§ **What you should do**
Leave out the pictures and repeat every record exactly.

§ **Exercise materials**
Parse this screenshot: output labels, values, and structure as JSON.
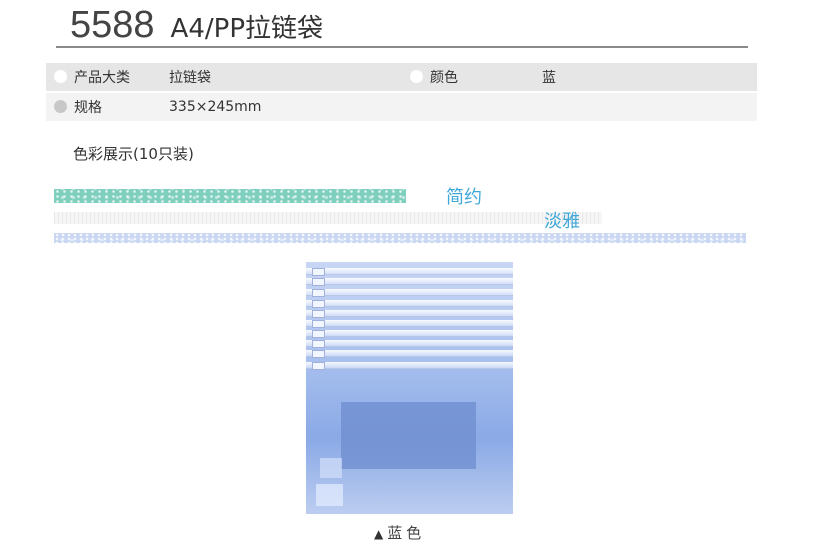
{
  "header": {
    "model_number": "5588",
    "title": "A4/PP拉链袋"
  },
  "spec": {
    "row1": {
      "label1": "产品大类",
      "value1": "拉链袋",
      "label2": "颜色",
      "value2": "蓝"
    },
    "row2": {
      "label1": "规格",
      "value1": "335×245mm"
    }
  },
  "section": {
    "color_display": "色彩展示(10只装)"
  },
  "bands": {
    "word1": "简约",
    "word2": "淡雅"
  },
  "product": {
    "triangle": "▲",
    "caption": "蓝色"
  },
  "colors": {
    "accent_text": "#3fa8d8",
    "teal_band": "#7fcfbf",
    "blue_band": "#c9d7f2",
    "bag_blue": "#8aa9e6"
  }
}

§ **Task answer**
Parse this screenshot: output labels, values, and structure as JSON.
{
  "header": {
    "model_number": "5588",
    "title": "A4/PP拉链袋"
  },
  "spec": {
    "row1": {
      "label1": "产品大类",
      "value1": "拉链袋",
      "label2": "颜色",
      "value2": "蓝"
    },
    "row2": {
      "label1": "规格",
      "value1": "335×245mm"
    }
  },
  "section": {
    "color_display": "色彩展示(10只装)"
  },
  "bands": {
    "word1": "简约",
    "word2": "淡雅"
  },
  "product": {
    "triangle": "▲",
    "caption": "蓝色"
  },
  "colors": {
    "accent_text": "#3fa8d8",
    "teal_band": "#7fcfbf",
    "blue_band": "#c9d7f2",
    "bag_blue": "#8aa9e6"
  }
}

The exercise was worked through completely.